Dataset rows for apps and sites:
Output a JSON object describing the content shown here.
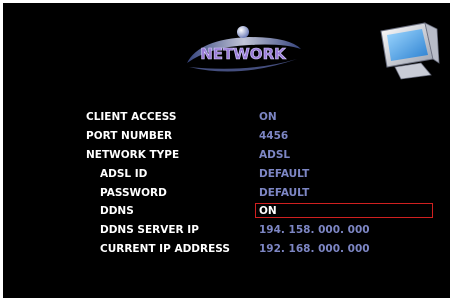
{
  "header": {
    "title": "NETWORK",
    "icon": "monitor-icon"
  },
  "colors": {
    "label": "#ffffff",
    "value": "#7d86c4",
    "selection": "#d02020"
  },
  "settings": [
    {
      "label": "CLIENT ACCESS",
      "value": "ON"
    },
    {
      "label": "PORT NUMBER",
      "value": "4456"
    },
    {
      "label": "NETWORK TYPE",
      "value": "ADSL"
    },
    {
      "label": "ADSL ID",
      "value": "DEFAULT"
    },
    {
      "label": "PASSWORD",
      "value": "DEFAULT"
    },
    {
      "label": "DDNS",
      "value": "ON",
      "selected": true
    },
    {
      "label": "DDNS SERVER IP",
      "value": "194. 158. 000. 000"
    },
    {
      "label": "CURRENT IP ADDRESS",
      "value": "192. 168. 000. 000"
    }
  ]
}
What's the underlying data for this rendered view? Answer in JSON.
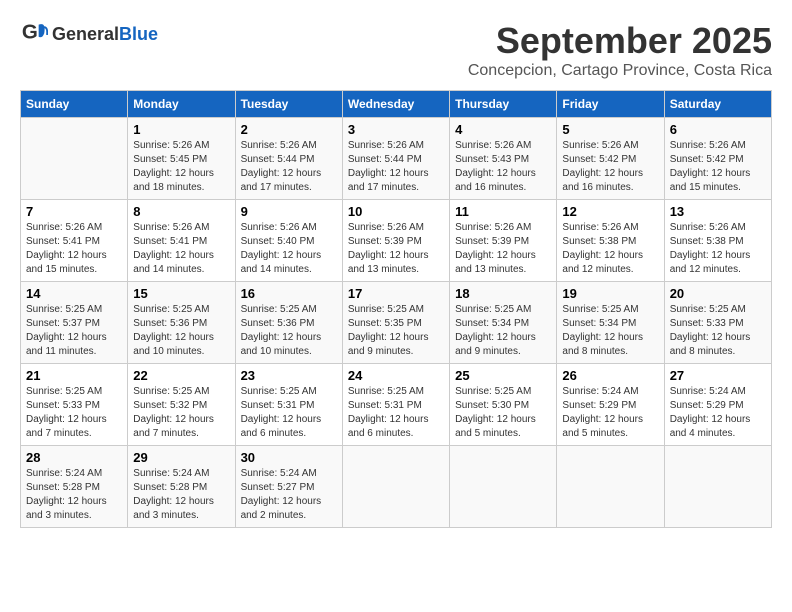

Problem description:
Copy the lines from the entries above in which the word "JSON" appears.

Solution:
Output a JSON object describing the content shown here.
What's the underlying data for this rendered view? Answer in JSON.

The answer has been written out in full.